Half-a-dozen farmworkers stand in line in a towering warehouse for a company called Planasa outside Klamath Falls on a recent Saturday. They wear masks and their aprons are streaked with dirt from trimming strawberry plants. Bouncy accordion music plays from a Spanish radio station on a portable boombox.
A group of nurses and medical assistants from Klamath Health Partnership seat the workers in folding chairs. One by one, they insert the now-ubiquitous 6-inch nasal swab into the workers' noses to test for COVID-19.
Laura Cobian, a registered nurse, opens the back doors of a retired ambulance they bought and retrofitted.
“It’s basically a big inventory ambulance of anything and everything that we might be needing at our COVID testing sites,” she says.
Cobian grew up in Klamath Falls. Her parents were farmworkers. She says she joined Klamath Health Partnership to break down barriers to health care.
“I think we’re demonstrating it by this,” she says. “By having a COVID ambulance that we purchased specifically to be able to break those barriers and meet our community’s need of testing.”
Last Thursday the Oregon Health Authority and Klamath County Public Health announced more than 50 cases of COVID-19 from Planasa farmworkers living in the area during harvest season. The exact case numbers, between 54 and 59, vary from different health agencies based on when they were recorded.
The cluster was deemed a workplace outbreak by OHA. It marked the highest increase for Klamath Falls and contributed the largest single day total in the state since the pandemic began.
According to Planasa staff, all the workers have quarantined and recovered since they were tested in late September. The Oregon Health Authority says the outbreak was not announced sooner because of privacy risks of identifying individuals involved.
But it’s a real-life example of how Latinos, and farmworkers in particular, are at higher risk for COVID-19.
“When there’s no choice, when there’s no unemployment insurance, when there’s no income without working, you have the devil’s choice,” says UC Davis Professor Mark Schenker, who researches farmworker health. “You either go to work or you don’t have enough money for food. And what do you do?”
Cobian, with Klamath Health Partnership, says there’s a host of factors that make it hard for farmworkers to get basic health care, including COVID-19 testing.
“When you have somebody that’s in a new community, traveling, there’s a language barrier, and then their only day off is usually a Sunday, and they’re coming here to work so they don’t want to [take] a day off. So, unless they’re really sick, they’re not going to take that time off,” she says.
Seasonal workers at Planasa arrived from Washington State, Northern Oregon, California’s Central Valley and Mexico and are working there for around six weeks. Positive COVID-19 cases are assigned to the county where an individual is living at the time they are tested, according to a spokesperson for the Oregon Health Authority.
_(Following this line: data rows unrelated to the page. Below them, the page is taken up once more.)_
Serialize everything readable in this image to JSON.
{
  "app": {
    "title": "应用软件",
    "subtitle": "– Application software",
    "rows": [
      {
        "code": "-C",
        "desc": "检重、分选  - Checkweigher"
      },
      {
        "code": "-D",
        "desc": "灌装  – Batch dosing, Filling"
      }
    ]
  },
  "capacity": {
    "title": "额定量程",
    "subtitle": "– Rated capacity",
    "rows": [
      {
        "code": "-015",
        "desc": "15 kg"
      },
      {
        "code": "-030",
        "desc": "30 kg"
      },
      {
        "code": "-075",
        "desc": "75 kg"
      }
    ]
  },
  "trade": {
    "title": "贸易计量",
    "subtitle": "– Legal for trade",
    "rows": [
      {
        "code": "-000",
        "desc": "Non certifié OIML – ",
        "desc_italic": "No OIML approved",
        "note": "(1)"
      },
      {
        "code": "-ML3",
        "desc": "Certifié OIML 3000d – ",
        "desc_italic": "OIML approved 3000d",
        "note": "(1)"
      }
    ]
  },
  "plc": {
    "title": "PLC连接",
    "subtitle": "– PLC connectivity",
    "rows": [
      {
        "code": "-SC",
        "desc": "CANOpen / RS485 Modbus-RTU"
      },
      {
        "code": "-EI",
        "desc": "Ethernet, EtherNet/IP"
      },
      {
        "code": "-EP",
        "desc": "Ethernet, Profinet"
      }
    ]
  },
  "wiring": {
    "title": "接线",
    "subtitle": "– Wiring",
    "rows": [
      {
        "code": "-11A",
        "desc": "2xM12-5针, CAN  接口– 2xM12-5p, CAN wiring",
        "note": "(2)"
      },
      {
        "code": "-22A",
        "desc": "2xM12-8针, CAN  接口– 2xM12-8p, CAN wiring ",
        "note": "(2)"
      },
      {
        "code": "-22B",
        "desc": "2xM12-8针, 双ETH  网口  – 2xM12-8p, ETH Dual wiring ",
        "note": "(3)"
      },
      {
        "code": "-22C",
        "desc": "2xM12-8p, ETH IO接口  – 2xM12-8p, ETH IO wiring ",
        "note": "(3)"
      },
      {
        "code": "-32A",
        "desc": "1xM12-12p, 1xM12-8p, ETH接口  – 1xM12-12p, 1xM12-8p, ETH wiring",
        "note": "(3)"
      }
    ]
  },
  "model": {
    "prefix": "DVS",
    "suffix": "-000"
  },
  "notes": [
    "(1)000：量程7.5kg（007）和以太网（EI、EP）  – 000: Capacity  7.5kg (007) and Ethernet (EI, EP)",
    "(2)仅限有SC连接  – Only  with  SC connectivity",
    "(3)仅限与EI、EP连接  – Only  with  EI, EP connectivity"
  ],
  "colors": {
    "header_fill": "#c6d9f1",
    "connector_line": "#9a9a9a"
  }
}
Oscar Garcia, a human resources manager with Planasa, says all their seasonal workers in Oregon were asymptomatic when they were tested.
The cluster of cases does not pose a threat to residents of the county because they’ve completed quarantine, according to Valeree Lane with Klamath County Public Health.
“It’s shocking to have 54 cases announced all at once, but there’s nothing to be really that concerned about,” Lane says.
Occasionally there’s resistance to COVID testing from both farmworkers and owners, according to Schenker at UC Davis. He says farm owners worry if COVID cases appear, their operations will get shut down. Meanwhile, farm workers worry that testing positive will mean they have to stay home.
“We need to be testing to get a grip on this pandemic,” he says. “Identifying people and when they are infected, we need to be quarantining them and separating them and not having them spread the disease.”
By the end of the week the health workers test about 500 seasonal workers at Planasa.
Amanda Blodgett is the Chief Operations Officer with Klamath Health Partnership. She says their idea to provide a mobile clinic was meant to make it easier for farms and workers to get tested.
“So, if anybody is sick, it doesn’t go across the entire crew, because this is important work for these folks,” Blodgett says. “The work they do this summer will sustain them for the rest of the year. We don’t want them sent home, we want them to be healthy and to be able to continue to work.”
She worries that identifying a cluster of positive cases could discourage other farms from doing testing. But, she says, at Planasa they accomplished their goal: to help employees and control the spread of the virus.